What is required
Scan the records below. Copy every line in which the word "registry" appears.

Items from a data source
******************************

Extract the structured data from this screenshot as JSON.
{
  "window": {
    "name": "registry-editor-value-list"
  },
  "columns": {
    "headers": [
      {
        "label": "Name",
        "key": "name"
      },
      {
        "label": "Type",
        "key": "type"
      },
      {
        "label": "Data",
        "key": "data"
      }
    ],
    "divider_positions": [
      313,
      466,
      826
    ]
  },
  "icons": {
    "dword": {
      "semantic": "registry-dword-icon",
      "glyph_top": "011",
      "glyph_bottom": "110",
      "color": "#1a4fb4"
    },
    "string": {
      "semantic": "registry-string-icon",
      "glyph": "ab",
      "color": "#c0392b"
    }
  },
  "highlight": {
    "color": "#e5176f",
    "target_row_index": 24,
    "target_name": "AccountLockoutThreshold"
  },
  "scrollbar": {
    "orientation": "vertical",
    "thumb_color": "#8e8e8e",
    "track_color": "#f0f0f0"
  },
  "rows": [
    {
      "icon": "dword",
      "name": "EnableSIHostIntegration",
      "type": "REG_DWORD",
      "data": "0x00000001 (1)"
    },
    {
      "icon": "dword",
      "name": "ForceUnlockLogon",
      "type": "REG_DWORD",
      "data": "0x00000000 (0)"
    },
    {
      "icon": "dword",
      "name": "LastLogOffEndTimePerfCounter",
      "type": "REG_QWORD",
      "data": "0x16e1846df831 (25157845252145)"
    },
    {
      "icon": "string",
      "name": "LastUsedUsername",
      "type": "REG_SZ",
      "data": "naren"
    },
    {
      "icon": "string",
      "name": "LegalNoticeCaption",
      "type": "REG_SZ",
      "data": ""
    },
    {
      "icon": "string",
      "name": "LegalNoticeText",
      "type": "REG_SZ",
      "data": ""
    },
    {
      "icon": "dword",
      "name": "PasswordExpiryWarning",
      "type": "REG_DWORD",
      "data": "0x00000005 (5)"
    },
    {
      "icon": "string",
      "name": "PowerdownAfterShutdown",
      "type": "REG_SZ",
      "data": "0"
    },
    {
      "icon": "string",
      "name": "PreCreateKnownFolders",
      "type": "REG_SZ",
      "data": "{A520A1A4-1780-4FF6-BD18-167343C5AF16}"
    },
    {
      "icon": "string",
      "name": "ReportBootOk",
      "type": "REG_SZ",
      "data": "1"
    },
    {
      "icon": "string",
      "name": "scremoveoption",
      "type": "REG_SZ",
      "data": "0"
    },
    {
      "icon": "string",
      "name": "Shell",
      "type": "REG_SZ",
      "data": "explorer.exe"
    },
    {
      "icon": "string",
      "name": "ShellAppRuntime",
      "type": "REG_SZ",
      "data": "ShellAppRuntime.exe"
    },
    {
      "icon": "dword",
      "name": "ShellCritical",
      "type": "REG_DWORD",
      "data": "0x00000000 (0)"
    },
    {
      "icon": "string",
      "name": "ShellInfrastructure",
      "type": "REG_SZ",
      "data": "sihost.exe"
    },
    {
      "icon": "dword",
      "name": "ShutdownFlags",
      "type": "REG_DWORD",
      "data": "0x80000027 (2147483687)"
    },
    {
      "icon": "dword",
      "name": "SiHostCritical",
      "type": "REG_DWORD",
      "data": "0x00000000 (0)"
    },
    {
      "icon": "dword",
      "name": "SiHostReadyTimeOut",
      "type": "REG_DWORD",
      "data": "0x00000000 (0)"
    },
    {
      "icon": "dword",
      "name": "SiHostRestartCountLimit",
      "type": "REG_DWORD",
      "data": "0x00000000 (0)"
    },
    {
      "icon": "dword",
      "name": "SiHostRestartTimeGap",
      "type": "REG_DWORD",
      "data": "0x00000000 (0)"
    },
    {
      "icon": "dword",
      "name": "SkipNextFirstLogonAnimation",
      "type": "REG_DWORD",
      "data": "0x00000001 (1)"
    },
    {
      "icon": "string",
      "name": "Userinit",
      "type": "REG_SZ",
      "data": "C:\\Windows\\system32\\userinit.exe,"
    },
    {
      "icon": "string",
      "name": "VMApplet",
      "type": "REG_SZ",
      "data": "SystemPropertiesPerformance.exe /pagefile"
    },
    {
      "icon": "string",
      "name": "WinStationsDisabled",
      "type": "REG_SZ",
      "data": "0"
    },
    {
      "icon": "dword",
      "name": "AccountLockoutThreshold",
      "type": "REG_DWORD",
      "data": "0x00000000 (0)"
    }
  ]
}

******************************

Task output
    "name": "registry-editor-value-list"
      "semantic": "registry-dword-icon",
      "semantic": "registry-string-icon",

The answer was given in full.